-- EXCERPTED DATA follows --
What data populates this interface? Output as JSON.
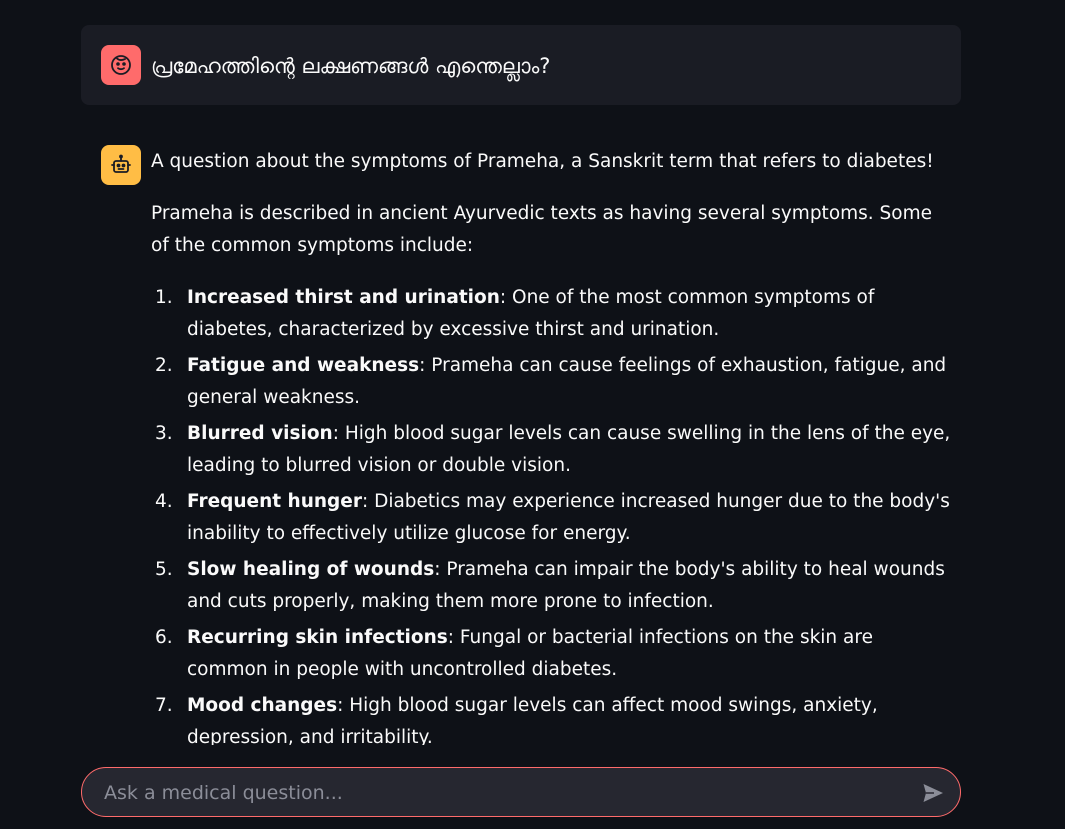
{
  "user_message": {
    "avatar_icon": "user-face-icon",
    "avatar_color": "#ff6b6b",
    "text": "പ്രമേഹത്തിന്റെ ലക്ഷണങ്ങൾ എന്തെല്ലാം?"
  },
  "assistant_message": {
    "avatar_icon": "robot-icon",
    "avatar_color": "#ffbd45",
    "intro": "A question about the symptoms of Prameha, a Sanskrit term that refers to diabetes!",
    "paragraph": "Prameha is described in ancient Ayurvedic texts as having several symptoms. Some of the common symptoms include:",
    "symptoms": [
      {
        "number": "1.",
        "title": "Increased thirst and urination",
        "text": ": One of the most common symptoms of diabetes, characterized by excessive thirst and urination."
      },
      {
        "number": "2.",
        "title": "Fatigue and weakness",
        "text": ": Prameha can cause feelings of exhaustion, fatigue, and general weakness."
      },
      {
        "number": "3.",
        "title": "Blurred vision",
        "text": ": High blood sugar levels can cause swelling in the lens of the eye, leading to blurred vision or double vision."
      },
      {
        "number": "4.",
        "title": "Frequent hunger",
        "text": ": Diabetics may experience increased hunger due to the body's inability to effectively utilize glucose for energy."
      },
      {
        "number": "5.",
        "title": "Slow healing of wounds",
        "text": ": Prameha can impair the body's ability to heal wounds and cuts properly, making them more prone to infection."
      },
      {
        "number": "6.",
        "title": "Recurring skin infections",
        "text": ": Fungal or bacterial infections on the skin are common in people with uncontrolled diabetes."
      },
      {
        "number": "7.",
        "title": "Mood changes",
        "text": ": High blood sugar levels can affect mood swings, anxiety, depression, and irritability."
      }
    ]
  },
  "chat_input": {
    "placeholder": "Ask a medical question...",
    "value": "",
    "border_color": "#ff6b6b",
    "send_icon": "send-icon"
  }
}
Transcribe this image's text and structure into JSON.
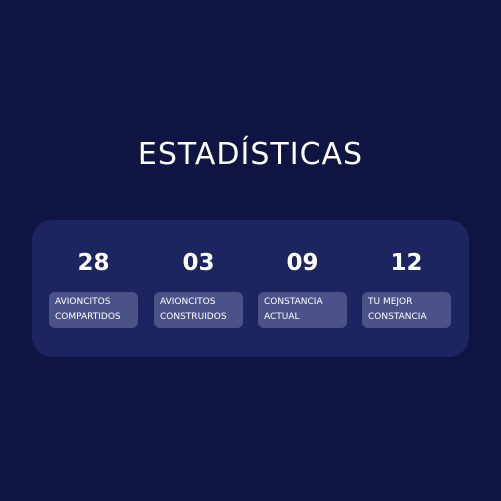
{
  "page": {
    "title": "ESTADÍSTICAS"
  },
  "stats": [
    {
      "value": "28",
      "label_line1": "AVIONCITOS",
      "label_line2": "COMPARTIDOS"
    },
    {
      "value": "03",
      "label_line1": "AVIONCITOS",
      "label_line2": "CONSTRUIDOS"
    },
    {
      "value": "09",
      "label_line1": "CONSTANCIA",
      "label_line2": "ACTUAL"
    },
    {
      "value": "12",
      "label_line1": "TU MEJOR",
      "label_line2": "CONSTANCIA"
    }
  ],
  "colors": {
    "background": "#0f1442",
    "panel": "#1d2560",
    "label_chip": "#4b5288",
    "text": "#ffffff"
  }
}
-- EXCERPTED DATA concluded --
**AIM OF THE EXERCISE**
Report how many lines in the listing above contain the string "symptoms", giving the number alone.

**ANSWER**
4